Items from an interface collection
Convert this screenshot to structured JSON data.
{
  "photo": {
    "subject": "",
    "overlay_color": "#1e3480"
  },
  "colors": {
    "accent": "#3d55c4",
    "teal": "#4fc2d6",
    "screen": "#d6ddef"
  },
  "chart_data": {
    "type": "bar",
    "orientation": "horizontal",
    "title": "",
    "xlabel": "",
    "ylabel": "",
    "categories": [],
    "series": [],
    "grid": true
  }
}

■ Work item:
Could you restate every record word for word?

■ Reply to the exercise:
Convert this screenshot to structured JSON data.
{
  "photo": {
    "subject": "",
    "overlay_color": "#1e3480"
  },
  "colors": {
    "accent": "#3d55c4",
    "teal": "#4fc2d6",
    "screen": "#d6ddef"
  },
  "chart_data": {
    "type": "bar",
    "orientation": "horizontal",
    "title": "",
    "xlabel": "",
    "ylabel": "",
    "categories": [],
    "series": [],
    "grid": true
  }
}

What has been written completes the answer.